Whenever a line in the records below holds the string "value", copy it out.

- Opening Delimiter -

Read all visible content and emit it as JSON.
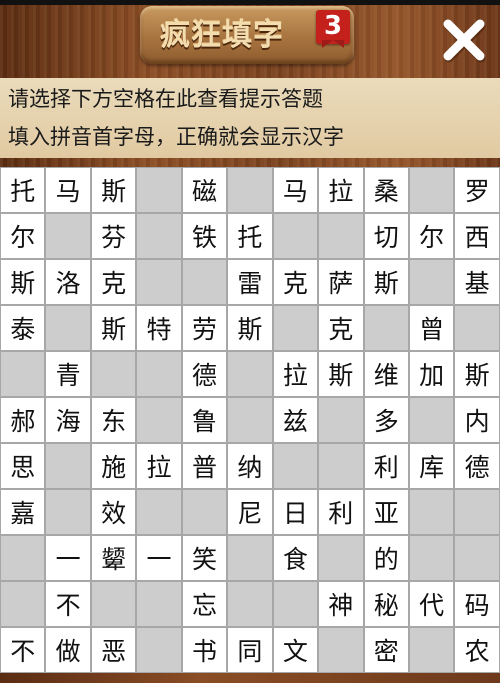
{
  "header": {
    "title": "疯狂填字",
    "level": "3",
    "close_icon": "close-x-icon"
  },
  "hint": {
    "line1": "请选择下方空格在此查看提示答题",
    "line2": "填入拼音首字母，正确就会显示汉字"
  },
  "colors": {
    "filled_cell": "#ffffff",
    "empty_cell": "#cdcdcd",
    "hint_panel": "#e6d2ae",
    "badge": "#c4211d"
  },
  "grid": {
    "rows": [
      [
        "托",
        "马",
        "斯",
        "",
        "磁",
        "",
        "马",
        "拉",
        "桑",
        "",
        "罗"
      ],
      [
        "尔",
        "",
        "芬",
        "",
        "铁",
        "托",
        "",
        "",
        "切",
        "尔",
        "西"
      ],
      [
        "斯",
        "洛",
        "克",
        "",
        "",
        "雷",
        "克",
        "萨",
        "斯",
        "",
        "基"
      ],
      [
        "泰",
        "",
        "斯",
        "特",
        "劳",
        "斯",
        "",
        "克",
        "",
        "曾",
        ""
      ],
      [
        "",
        "青",
        "",
        "",
        "德",
        "",
        "拉",
        "斯",
        "维",
        "加",
        "斯"
      ],
      [
        "郝",
        "海",
        "东",
        "",
        "鲁",
        "",
        "兹",
        "",
        "多",
        "",
        "内"
      ],
      [
        "思",
        "",
        "施",
        "拉",
        "普",
        "纳",
        "",
        "",
        "利",
        "库",
        "德"
      ],
      [
        "嘉",
        "",
        "效",
        "",
        "",
        "尼",
        "日",
        "利",
        "亚",
        "",
        ""
      ],
      [
        "",
        "一",
        "颦",
        "一",
        "笑",
        "",
        "食",
        "",
        "的",
        "",
        ""
      ],
      [
        "",
        "不",
        "",
        "",
        "忘",
        "",
        "",
        "神",
        "秘",
        "代",
        "码"
      ],
      [
        "不",
        "做",
        "恶",
        "",
        "书",
        "同",
        "文",
        "",
        "密",
        "",
        "农"
      ]
    ],
    "filled": [
      [
        1,
        1,
        1,
        0,
        1,
        0,
        1,
        1,
        1,
        0,
        1
      ],
      [
        1,
        0,
        1,
        0,
        1,
        1,
        0,
        0,
        1,
        1,
        1
      ],
      [
        1,
        1,
        1,
        0,
        0,
        1,
        1,
        1,
        1,
        0,
        1
      ],
      [
        1,
        0,
        1,
        1,
        1,
        1,
        0,
        1,
        0,
        1,
        0
      ],
      [
        0,
        1,
        0,
        0,
        1,
        0,
        1,
        1,
        1,
        1,
        1
      ],
      [
        1,
        1,
        1,
        0,
        1,
        0,
        1,
        0,
        1,
        0,
        1
      ],
      [
        1,
        0,
        1,
        1,
        1,
        1,
        0,
        0,
        1,
        1,
        1
      ],
      [
        1,
        0,
        1,
        0,
        0,
        1,
        1,
        1,
        1,
        0,
        0
      ],
      [
        0,
        1,
        1,
        1,
        1,
        0,
        1,
        0,
        1,
        0,
        0
      ],
      [
        0,
        1,
        0,
        0,
        1,
        0,
        0,
        1,
        1,
        1,
        1
      ],
      [
        1,
        1,
        1,
        0,
        1,
        1,
        1,
        0,
        1,
        0,
        1
      ]
    ]
  }
}
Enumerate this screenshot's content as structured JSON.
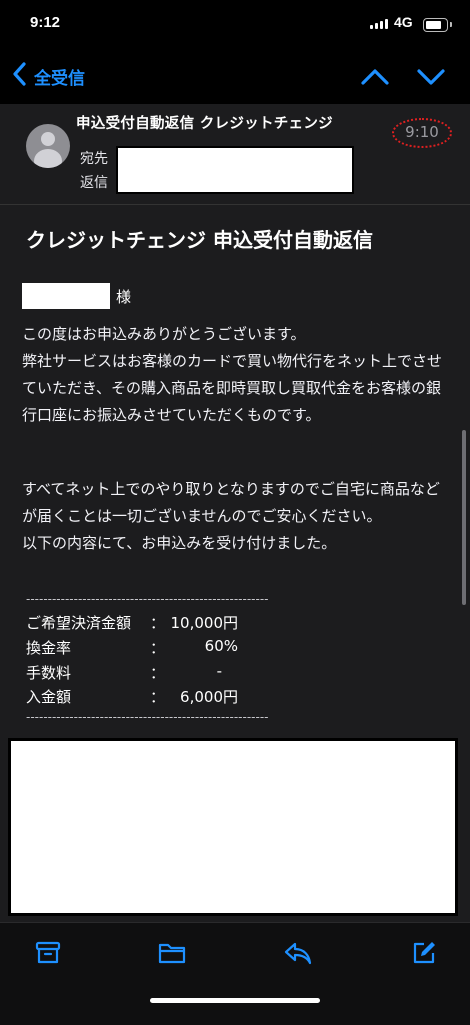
{
  "status_bar": {
    "time": "9:12",
    "network": "4G"
  },
  "nav": {
    "back_label": "全受信"
  },
  "header": {
    "subject": "申込受付自動返信 クレジットチェンジ",
    "time": "9:10",
    "to_label": "宛先",
    "reply_label": "返信"
  },
  "body": {
    "title": "クレジットチェンジ 申込受付自動返信",
    "honorific": "様",
    "paragraph1": "この度はお申込みありがとうございます。\n弊社サービスはお客様のカードで買い物代行をネット上でさせていただき、その購入商品を即時買取し買取代金をお客様の銀行口座にお振込みさせていただくものです。",
    "paragraph2": "すべてネット上でのやり取りとなりますのでご自宅に商品などが届くことは一切ございませんのでご安心ください。\n以下の内容にて、お申込みを受け付けました。",
    "divider": "--------------------------------------------------------",
    "separator": "：",
    "rows": [
      {
        "label": "ご希望決済金額",
        "value": "10,000円"
      },
      {
        "label": "換金率",
        "value": "60%"
      },
      {
        "label": "手数料",
        "value": "-"
      },
      {
        "label": "入金額",
        "value": "6,000円"
      }
    ]
  },
  "colors": {
    "accent": "#1e90ff",
    "background": "#1c1c1e",
    "highlight_circle": "#e02020"
  }
}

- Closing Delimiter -

Response to this exercise:
        "value": "10,000円"
        "value": "60%"
        "value": "-"
        "value": "6,000円"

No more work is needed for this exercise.